The two amendments were added to the Commerce, Justice, and Science Appropriations Bill. One amendment increases funding for NOAA’s National Ocean Service to do coastal monitoring and assessment of HAB, which can lead to toxins that shut down shellfish harvests. The other amendment increases funding for NOAA’s ocean acidification program to help coastal communities.

 

DEEP SEARCH Study of Deep Ocean Off US Southeast Coast

The Bureau of Ocean Energy Management (BOEM), the U.S. Geological Survey (USGS) and NOAA are collaborating on a new 4.5-year study that will shed light on little-known natural resources of the deep ocean off the U.S. Southeast coast, DEEP SEARCH (Deep Sea Exploration and Research of Coral/Canyon/Seep Habitats), NOIA reported. The research is organized through the National Oceanographic Partnership Program (NOPP), with TDI-Brooks International Inc. as the prime contractor for BOEM, and scientists from USGS and seven academic institutions participating. There are three planned collaborative deep-sea expeditions over the next three years. BOEM will obtain new scientific data to inform environmental reviews and offshore energy decisions; USGS and NOAA will gain new scientific understanding of the region’s physical and biological resources.

 

NRDC Report Seeks Clean Energy Scenario For US by 2050

In the face of U.S. President Donald Trump’s climate retreat, the Natural Resources Defense Council (NRDC) released an ambitious blueprint to dramatically increase energy efficiency, cut greenhouse gas pollution 80 percent from 1990 levels, raise wind and solar power generation to 70 percent, and usher in a clean energy future for the U.S. by 2050.

“America’s Clean Energy Frontier: The Pathway to Safer Climate Future” report relies on existing technologies and envisions curtailing energy use 50 percent through efficiency and electrification gains; raising fuel economy of gasoline-powered cars to 80 mi. per gallon (and 100 mpg for fleetwide); expanding wind and solar energy 13-fold; strengthening the electricity grid; electrifying buildings and cars to run with renewable energy; and a steep decline in nuclear power by 2050 through plant retirements.
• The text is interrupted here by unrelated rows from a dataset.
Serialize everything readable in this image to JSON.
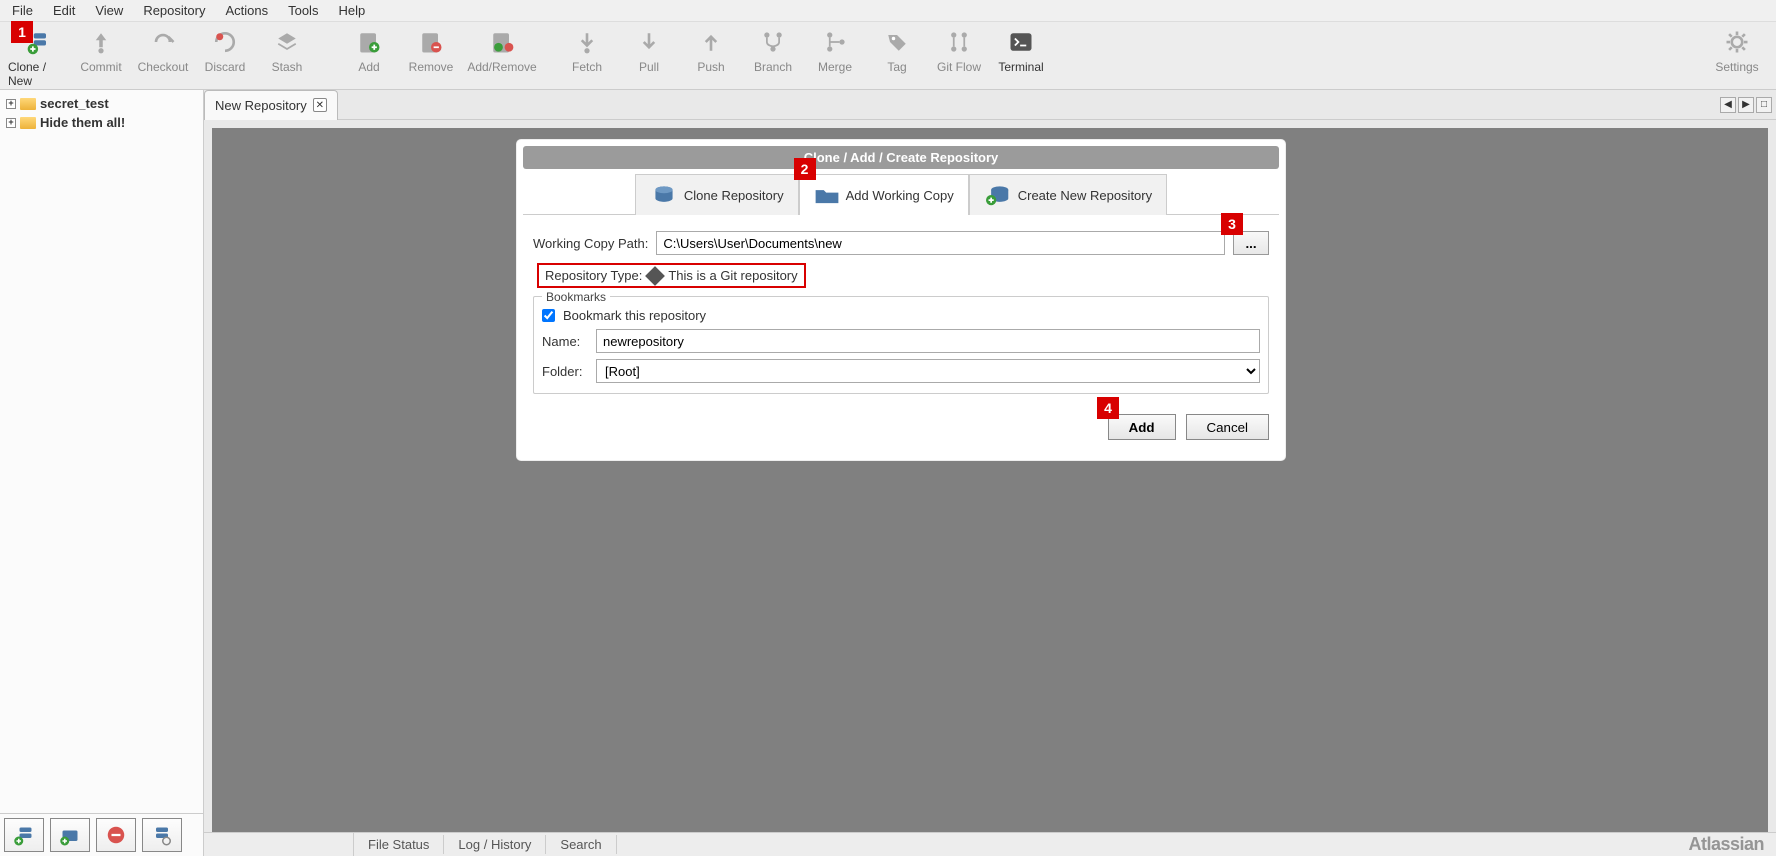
{
  "menubar": [
    "File",
    "Edit",
    "View",
    "Repository",
    "Actions",
    "Tools",
    "Help"
  ],
  "toolbar": {
    "clone_new": "Clone / New",
    "commit": "Commit",
    "checkout": "Checkout",
    "discard": "Discard",
    "stash": "Stash",
    "add": "Add",
    "remove": "Remove",
    "add_remove": "Add/Remove",
    "fetch": "Fetch",
    "pull": "Pull",
    "push": "Push",
    "branch": "Branch",
    "merge": "Merge",
    "tag": "Tag",
    "git_flow": "Git Flow",
    "terminal": "Terminal",
    "settings": "Settings"
  },
  "sidebar_tree": [
    {
      "label": "secret_test"
    },
    {
      "label": "Hide them all!"
    }
  ],
  "tab": {
    "label": "New Repository"
  },
  "dialog": {
    "title": "Clone  / Add / Create Repository",
    "tabs": {
      "clone": "Clone Repository",
      "add": "Add Working Copy",
      "create": "Create New Repository"
    },
    "path_label": "Working Copy Path:",
    "path_value": "C:\\Users\\User\\Documents\\new",
    "browse_label": "...",
    "repo_type_label": "Repository Type:",
    "repo_type_text": "This is a Git repository",
    "bookmarks_legend": "Bookmarks",
    "bookmark_check": "Bookmark this repository",
    "name_label": "Name:",
    "name_value": "newrepository",
    "folder_label": "Folder:",
    "folder_value": "[Root]",
    "btn_add": "Add",
    "btn_cancel": "Cancel"
  },
  "status": [
    "File Status",
    "Log / History",
    "Search"
  ],
  "brand": "Atlassian",
  "callouts": {
    "1": "1",
    "2": "2",
    "3": "3",
    "4": "4"
  }
}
Health and environmental benefits of the plan would include less extreme weather, heat waves and climate-induced illnesses.

 

Zinke Wants to Decrease Protected Sites And Allow Commercial Use

A copy of U.S. Secretary of the Interior Ryan Zinke’s secret recommendations for the nation’s monuments and sanctuaries under review was obtained by The Washington Post and Wall Street Journal. According to the memo, Zinke is recommending shrinking the borders of six monuments and ocean preserves and opening up four others to uses such as commercial fishing, logging and coal mining.
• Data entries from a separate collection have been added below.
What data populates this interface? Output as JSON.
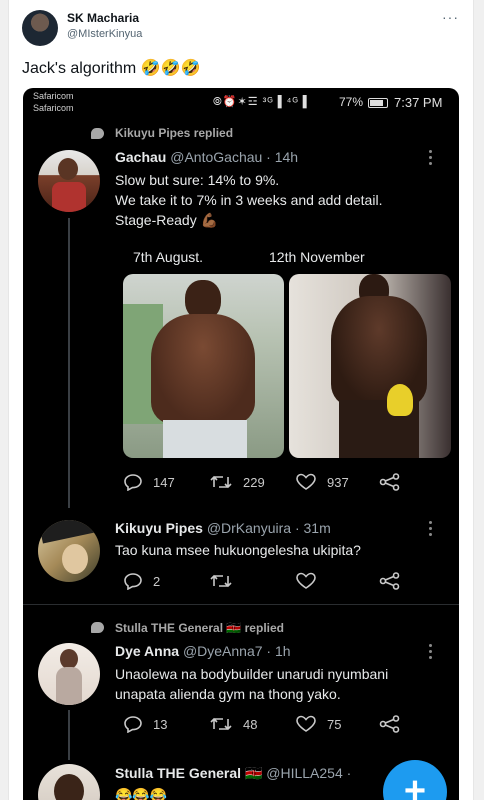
{
  "outer_tweet": {
    "name": "SK Macharia",
    "handle": "@MIsterKinyua",
    "more": "···",
    "text": "Jack's algorithm 🤣🤣🤣"
  },
  "status_bar": {
    "carrier1": "Safaricom",
    "carrier2": "Safaricom",
    "icons": "⦾⏰✶☲ ³ᴳ▐ ⁴ᴳ▐",
    "battery": "77%",
    "time": "7:37 PM"
  },
  "tweet1": {
    "context": "Kikuyu Pipes replied",
    "name": "Gachau",
    "handle": "@AntoGachau · 14h",
    "lines": [
      "Slow but sure: 14% to 9%.",
      "We take it to 7% in 3 weeks and add detail.",
      "Stage-Ready 💪🏾"
    ],
    "date_left": "7th August.",
    "date_right": "12th November",
    "replies": "147",
    "retweets": "229",
    "likes": "937"
  },
  "tweet2": {
    "name": "Kikuyu Pipes",
    "handle": "@DrKanyuira · 31m",
    "text": "Tao kuna msee hukuongelesha ukipita?",
    "replies": "2"
  },
  "tweet3": {
    "context": "Stulla THE General 🇰🇪 replied",
    "name": "Dye Anna",
    "handle": "@DyeAnna7 · 1h",
    "lines": [
      "Unaolewa na bodybuilder unarudi nyumbani",
      "unapata alienda gym na thong yako."
    ],
    "replies": "13",
    "retweets": "48",
    "likes": "75"
  },
  "tweet4": {
    "name": "Stulla THE General",
    "flag": "🇰🇪",
    "handle": "@HILLA254 · ",
    "text": "😂😂😂"
  },
  "fab": "+"
}
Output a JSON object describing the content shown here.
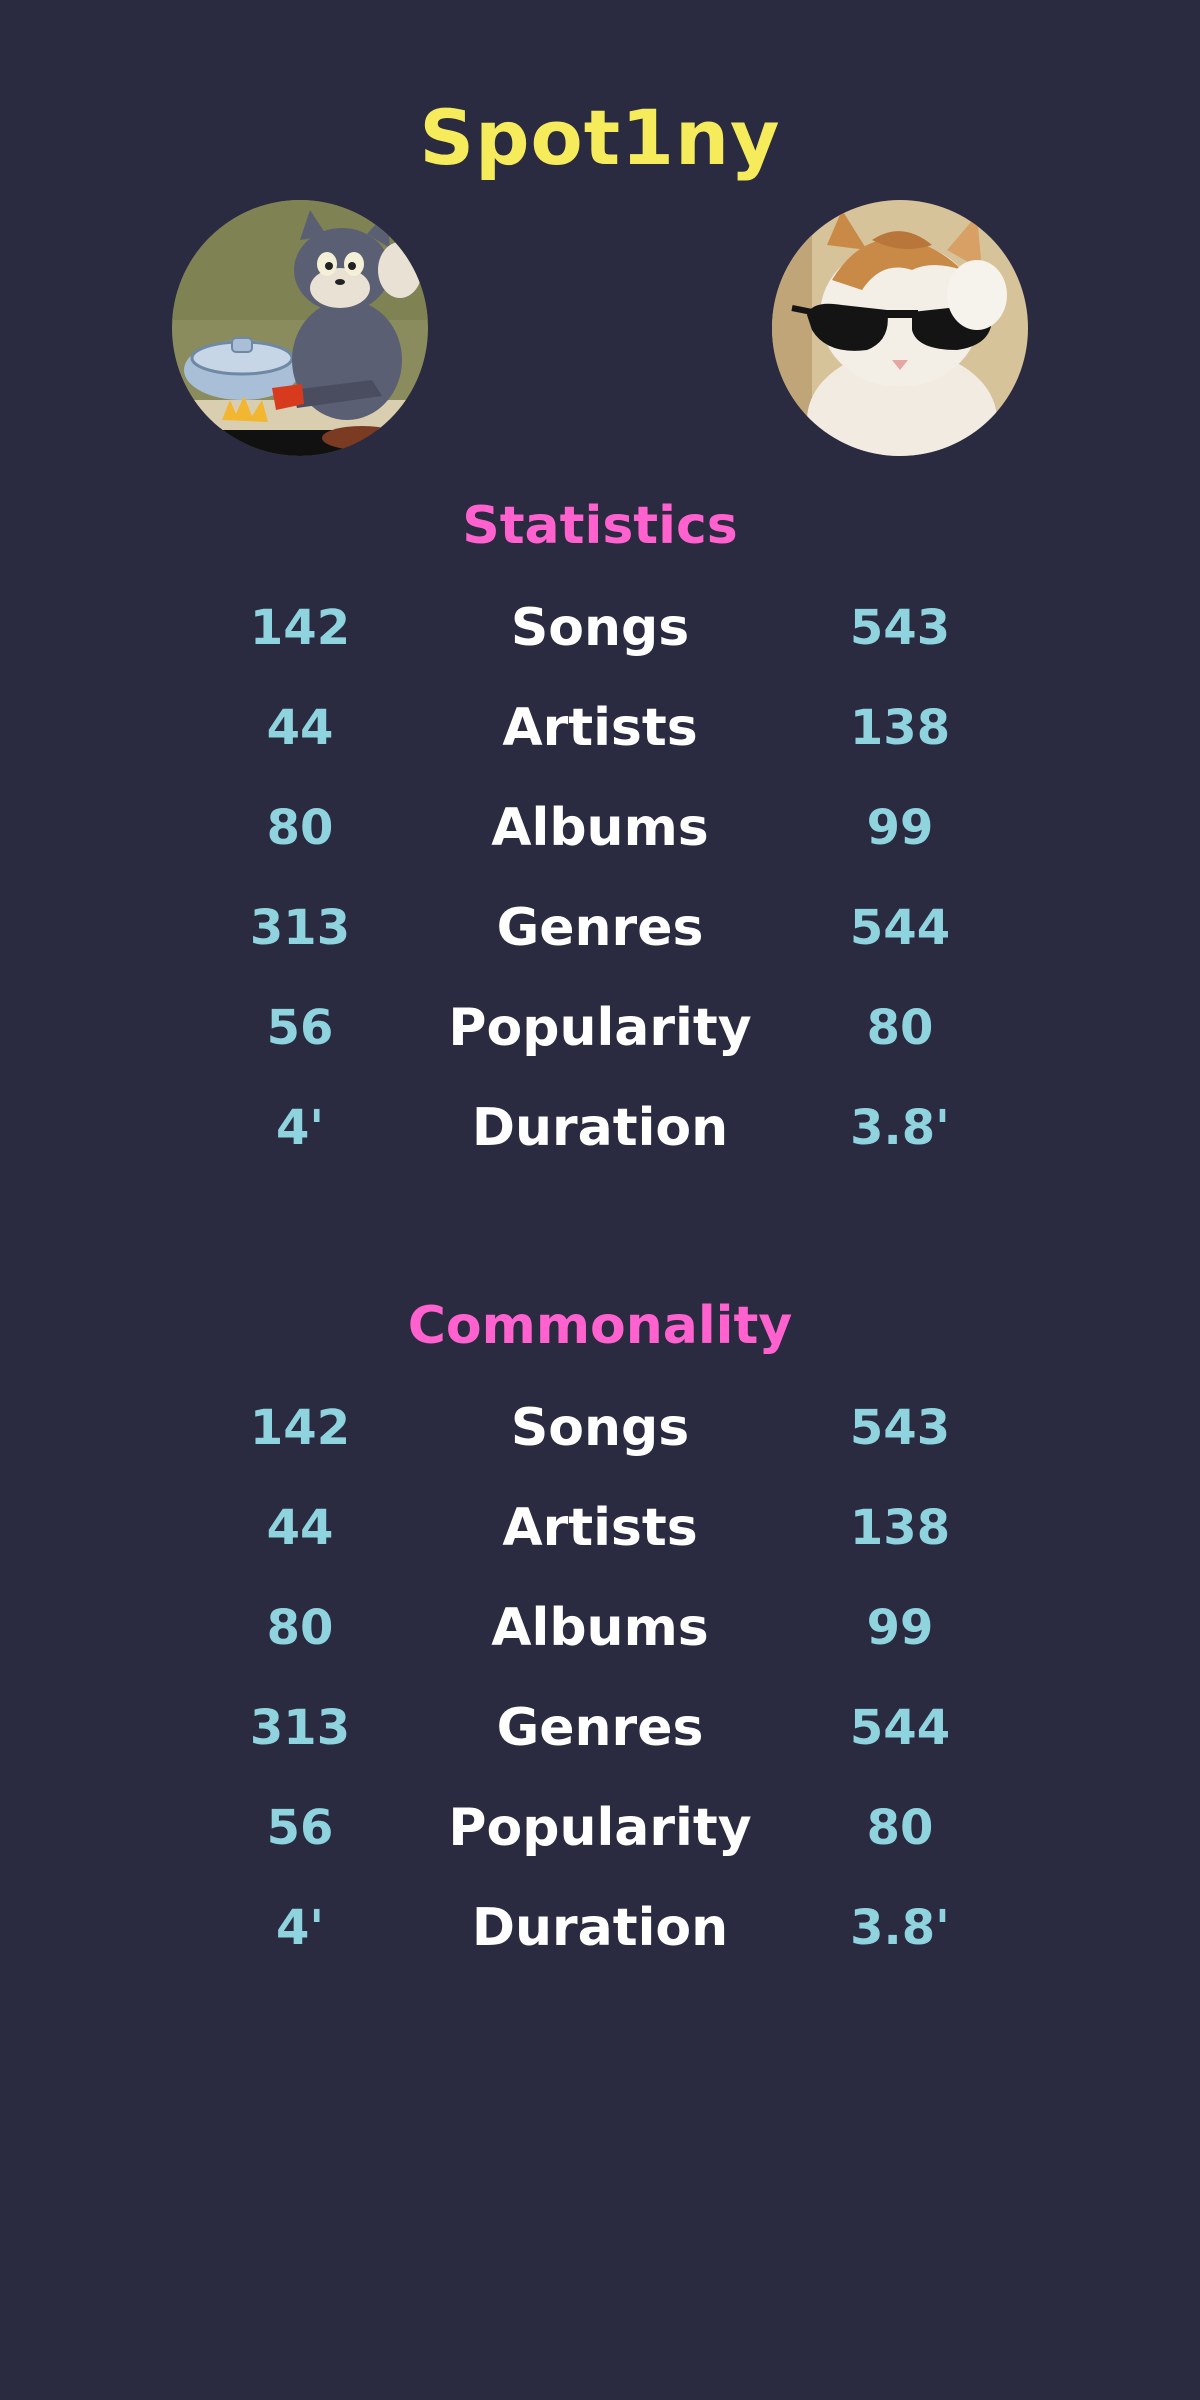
{
  "app": {
    "title": "Spot1ny"
  },
  "avatars": {
    "left": {
      "icon": "cartoon-cat-cooking-avatar"
    },
    "right": {
      "icon": "cat-sunglasses-avatar"
    }
  },
  "colors": {
    "background": "#2a2b40",
    "title": "#f5eb5b",
    "section_heading": "#ff62cf",
    "value": "#8fd3de",
    "label": "#ffffff"
  },
  "statistics": {
    "heading": "Statistics",
    "rows": [
      {
        "left": "142",
        "label": "Songs",
        "right": "543"
      },
      {
        "left": "44",
        "label": "Artists",
        "right": "138"
      },
      {
        "left": "80",
        "label": "Albums",
        "right": "99"
      },
      {
        "left": "313",
        "label": "Genres",
        "right": "544"
      },
      {
        "left": "56",
        "label": "Popularity",
        "right": "80"
      },
      {
        "left": "4'",
        "label": "Duration",
        "right": "3.8'"
      }
    ]
  },
  "commonality": {
    "heading": "Commonality",
    "rows": [
      {
        "left": "142",
        "label": "Songs",
        "right": "543"
      },
      {
        "left": "44",
        "label": "Artists",
        "right": "138"
      },
      {
        "left": "80",
        "label": "Albums",
        "right": "99"
      },
      {
        "left": "313",
        "label": "Genres",
        "right": "544"
      },
      {
        "left": "56",
        "label": "Popularity",
        "right": "80"
      },
      {
        "left": "4'",
        "label": "Duration",
        "right": "3.8'"
      }
    ]
  }
}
Rose Atoll near American Samoa and the Pacific Remote Islands west of Hawaii monuments would see their size reduced to allow for commercial fishing. For the Northeast Canyons and Seamounts National Monument off the coast of Cape Cod, Massachusetts, Zinke is recommending modifying its management plan to allow for commercial fishing there as well.

 

New Industry Association Hires Lobby for Ocean Businesses

IOSTIA, the International Ocean Science and Technology Industry Association is a new 501(c)(6) industry association representing businesses that provide technology and services for sectors that sustainably and commercially utilize the oceans.

It has engaged the bipartisan government relations and lobbying firm USGRI.com to plan and implement an aggressive public policy program aimed at Capitol Hill and the regulatory agencies in an effort to provide a unified industry voice in Washington, D.C.

With nearly two-thirds of blue-tech companies located outside of North America, this new industry association will also be international in scope and substance. The IOSTIA government relations plan will be heavy on engaging the foreign embassies located in Washington to assist international companies entering the U.S. economic and regulatory markets.